Your department will discuss your return to work with you either on or prior to your return, including any measures suggested by your doctor. If your doctor has suggested measures then your manager will likely refer you to the University's Occupational Health Service for specialist advice in relation to the impact of your health condition on your ability to do your job. This may take place before your return to work.

Q. Why am I being referred to the Occupational Health Service?

If you have been absent from work for a long time or are regularly absent from work due to ill-health then your manager may consider referring you to the Occupational Health Service, often referred to as OH. The Occupational Health Service can provide specific advice regarding your fitness for work and the impact of any health problem you might have on your ability to do your job, as well as any support or measures that may help you return to work or improve your levels of attendance.

If your manager is considering referring you to the Occupational Health Service, s/he will discuss this with you before making a referral.

Q. What happens if my absence is due to an injury sustained at work?

First of all make sure that an accident report form has been completed and sent to the Safety Office. Your department may do this on your behalf. You should also be referred to the University's Occupational Health Service at an early stage to assess the impact of your injury on your ability to carry out your duties.

Q. If I become ill during pregnancy will that affect my maternity leave?

If you are absent from work due to illness unrelated to your pregnancy you can remain on sick leave until you start maternity leave on the date previously requested.

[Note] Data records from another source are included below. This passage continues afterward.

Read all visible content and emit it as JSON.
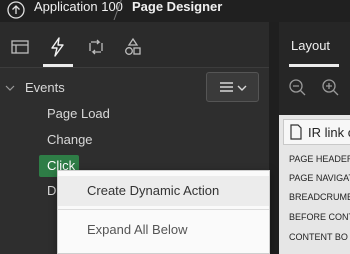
{
  "header": {
    "app_title": "Application 100",
    "page_title": "Page Designer"
  },
  "left_panel": {
    "tabs": [
      {
        "name": "rendering-icon"
      },
      {
        "name": "dynamic-actions-icon"
      },
      {
        "name": "processing-icon"
      },
      {
        "name": "shared-components-icon"
      }
    ],
    "tree": {
      "events_label": "Events",
      "items": [
        "Page Load",
        "Change",
        "Click",
        "Di"
      ]
    }
  },
  "right_panel": {
    "tab_label": "Layout",
    "region_title": "IR link c",
    "slots": [
      "PAGE HEADER",
      "PAGE NAVIGATI",
      "BREADCRUMB",
      "BEFORE CONT",
      "CONTENT BO"
    ]
  },
  "context_menu": {
    "items": [
      "Create Dynamic Action",
      "Expand All Below"
    ]
  },
  "colors": {
    "selected": "#2e7d46",
    "dark_bg": "#2e2e2e",
    "menu_bg": "#fafafa"
  }
}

However, if you are on sick leave due to pregnancy-related illness at the beginning of the 4th week before the expected week of childbirth you will commence maternity leave at that date and will transfer from sick pay to maternity pay. If you become sick with a pregnancy-related illness after the beginning of the 4th week before the expected week of childbirth your maternity leave will commence on the first day of illness. For further information, please read the University's Maternity Policy or contact HR for advice.